*** MATERIAL TO PROCESS Section Begins ***

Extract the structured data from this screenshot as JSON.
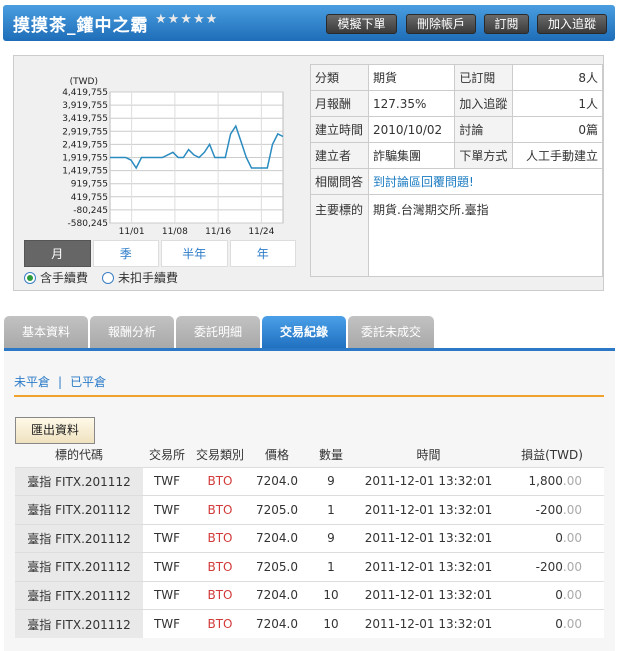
{
  "header": {
    "title": "摸摸茶_鑵中之霸",
    "stars": "★★★★★",
    "buttons": [
      "模擬下單",
      "刪除帳戶",
      "訂閱",
      "加入追蹤"
    ]
  },
  "chart_data": {
    "type": "line",
    "ylabel": "(TWD)",
    "y_ticks": [
      "4,419,755",
      "3,919,755",
      "3,419,755",
      "2,919,755",
      "2,419,755",
      "1,919,755",
      "1,419,755",
      "919,755",
      "419,755",
      "-80,245",
      "-580,245"
    ],
    "ylim": [
      -580245,
      4419755
    ],
    "x_ticks": [
      "11/01",
      "11/08",
      "11/16",
      "11/24"
    ],
    "grid": true,
    "color": "#2a8bc0",
    "series": [
      {
        "values": [
          1919755,
          1919755,
          1919755,
          1919755,
          1819755,
          1519755,
          1919755,
          1919755,
          1919755,
          1919755,
          1919755,
          2019755,
          2119755,
          1919755,
          1919755,
          2219755,
          2019755,
          1919755,
          2119755,
          2419755,
          1919755,
          1919755,
          1919755,
          2819755,
          3119755,
          2519755,
          1919755,
          1519755,
          1519755,
          1519755,
          1519755,
          2419755,
          2819755,
          2719755
        ]
      }
    ]
  },
  "periods": [
    "月",
    "季",
    "半年",
    "年"
  ],
  "fee_options": [
    "含手續費",
    "未扣手續費"
  ],
  "info": {
    "rows": [
      {
        "k1": "分類",
        "v1": "期貨",
        "k2": "已訂閱",
        "v2": "8人"
      },
      {
        "k1": "月報酬",
        "v1": "127.35%",
        "k2": "加入追蹤",
        "v2": "1人"
      },
      {
        "k1": "建立時間",
        "v1": "2010/10/02",
        "k2": "討論",
        "v2": "0篇"
      },
      {
        "k1": "建立者",
        "v1": "詐騙集團",
        "k2": "下單方式",
        "v2": "人工手動建立"
      }
    ],
    "qa_label": "相關問答",
    "qa_link": "到討論區回覆問題!",
    "target_label": "主要標的",
    "target_value": "期貨.台灣期交所.臺指"
  },
  "tabs": [
    "基本資料",
    "報酬分析",
    "委託明細",
    "交易紀錄",
    "委託未成交"
  ],
  "subnav": {
    "open": "未平倉",
    "closed": "已平倉"
  },
  "export_label": "匯出資料",
  "table": {
    "headers": [
      "標的代碼",
      "交易所",
      "交易類別",
      "價格",
      "數量",
      "時間",
      "損益(TWD)"
    ],
    "rows": [
      {
        "code": "臺指 FITX.201112",
        "ex": "TWF",
        "type": "BTO",
        "price": "7204.0",
        "qty": "9",
        "time": "2011-12-01 13:32:01",
        "pl_int": "1,800",
        "pl_dec": ".00"
      },
      {
        "code": "臺指 FITX.201112",
        "ex": "TWF",
        "type": "BTO",
        "price": "7205.0",
        "qty": "1",
        "time": "2011-12-01 13:32:01",
        "pl_int": "-200",
        "pl_dec": ".00"
      },
      {
        "code": "臺指 FITX.201112",
        "ex": "TWF",
        "type": "BTO",
        "price": "7204.0",
        "qty": "9",
        "time": "2011-12-01 13:32:01",
        "pl_int": "0",
        "pl_dec": ".00"
      },
      {
        "code": "臺指 FITX.201112",
        "ex": "TWF",
        "type": "BTO",
        "price": "7205.0",
        "qty": "1",
        "time": "2011-12-01 13:32:01",
        "pl_int": "-200",
        "pl_dec": ".00"
      },
      {
        "code": "臺指 FITX.201112",
        "ex": "TWF",
        "type": "BTO",
        "price": "7204.0",
        "qty": "10",
        "time": "2011-12-01 13:32:01",
        "pl_int": "0",
        "pl_dec": ".00"
      },
      {
        "code": "臺指 FITX.201112",
        "ex": "TWF",
        "type": "BTO",
        "price": "7204.0",
        "qty": "10",
        "time": "2011-12-01 13:32:01",
        "pl_int": "0",
        "pl_dec": ".00"
      }
    ]
  }
}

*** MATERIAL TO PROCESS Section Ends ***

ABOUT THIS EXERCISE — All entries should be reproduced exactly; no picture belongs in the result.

SOLUTION TO THIS TASK —
Extract the structured data from this screenshot as JSON.
{
  "header": {
    "title": "摸摸茶_鑵中之霸",
    "stars": "★★★★★",
    "buttons": [
      "模擬下單",
      "刪除帳戶",
      "訂閱",
      "加入追蹤"
    ]
  },
  "chart_data": {
    "type": "line",
    "ylabel": "(TWD)",
    "y_ticks": [
      "4,419,755",
      "3,919,755",
      "3,419,755",
      "2,919,755",
      "2,419,755",
      "1,919,755",
      "1,419,755",
      "919,755",
      "419,755",
      "-80,245",
      "-580,245"
    ],
    "ylim": [
      -580245,
      4419755
    ],
    "x_ticks": [
      "11/01",
      "11/08",
      "11/16",
      "11/24"
    ],
    "grid": true,
    "color": "#2a8bc0",
    "series": [
      {
        "values": [
          1919755,
          1919755,
          1919755,
          1919755,
          1819755,
          1519755,
          1919755,
          1919755,
          1919755,
          1919755,
          1919755,
          2019755,
          2119755,
          1919755,
          1919755,
          2219755,
          2019755,
          1919755,
          2119755,
          2419755,
          1919755,
          1919755,
          1919755,
          2819755,
          3119755,
          2519755,
          1919755,
          1519755,
          1519755,
          1519755,
          1519755,
          2419755,
          2819755,
          2719755
        ]
      }
    ]
  },
  "periods": [
    "月",
    "季",
    "半年",
    "年"
  ],
  "fee_options": [
    "含手續費",
    "未扣手續費"
  ],
  "info": {
    "rows": [
      {
        "k1": "分類",
        "v1": "期貨",
        "k2": "已訂閱",
        "v2": "8人"
      },
      {
        "k1": "月報酬",
        "v1": "127.35%",
        "k2": "加入追蹤",
        "v2": "1人"
      },
      {
        "k1": "建立時間",
        "v1": "2010/10/02",
        "k2": "討論",
        "v2": "0篇"
      },
      {
        "k1": "建立者",
        "v1": "詐騙集團",
        "k2": "下單方式",
        "v2": "人工手動建立"
      }
    ],
    "qa_label": "相關問答",
    "qa_link": "到討論區回覆問題!",
    "target_label": "主要標的",
    "target_value": "期貨.台灣期交所.臺指"
  },
  "tabs": [
    "基本資料",
    "報酬分析",
    "委託明細",
    "交易紀錄",
    "委託未成交"
  ],
  "subnav": {
    "open": "未平倉",
    "closed": "已平倉"
  },
  "export_label": "匯出資料",
  "table": {
    "headers": [
      "標的代碼",
      "交易所",
      "交易類別",
      "價格",
      "數量",
      "時間",
      "損益(TWD)"
    ],
    "rows": [
      {
        "code": "臺指 FITX.201112",
        "ex": "TWF",
        "type": "BTO",
        "price": "7204.0",
        "qty": "9",
        "time": "2011-12-01 13:32:01",
        "pl_int": "1,800",
        "pl_dec": ".00"
      },
      {
        "code": "臺指 FITX.201112",
        "ex": "TWF",
        "type": "BTO",
        "price": "7205.0",
        "qty": "1",
        "time": "2011-12-01 13:32:01",
        "pl_int": "-200",
        "pl_dec": ".00"
      },
      {
        "code": "臺指 FITX.201112",
        "ex": "TWF",
        "type": "BTO",
        "price": "7204.0",
        "qty": "9",
        "time": "2011-12-01 13:32:01",
        "pl_int": "0",
        "pl_dec": ".00"
      },
      {
        "code": "臺指 FITX.201112",
        "ex": "TWF",
        "type": "BTO",
        "price": "7205.0",
        "qty": "1",
        "time": "2011-12-01 13:32:01",
        "pl_int": "-200",
        "pl_dec": ".00"
      },
      {
        "code": "臺指 FITX.201112",
        "ex": "TWF",
        "type": "BTO",
        "price": "7204.0",
        "qty": "10",
        "time": "2011-12-01 13:32:01",
        "pl_int": "0",
        "pl_dec": ".00"
      },
      {
        "code": "臺指 FITX.201112",
        "ex": "TWF",
        "type": "BTO",
        "price": "7204.0",
        "qty": "10",
        "time": "2011-12-01 13:32:01",
        "pl_int": "0",
        "pl_dec": ".00"
      }
    ]
  }
}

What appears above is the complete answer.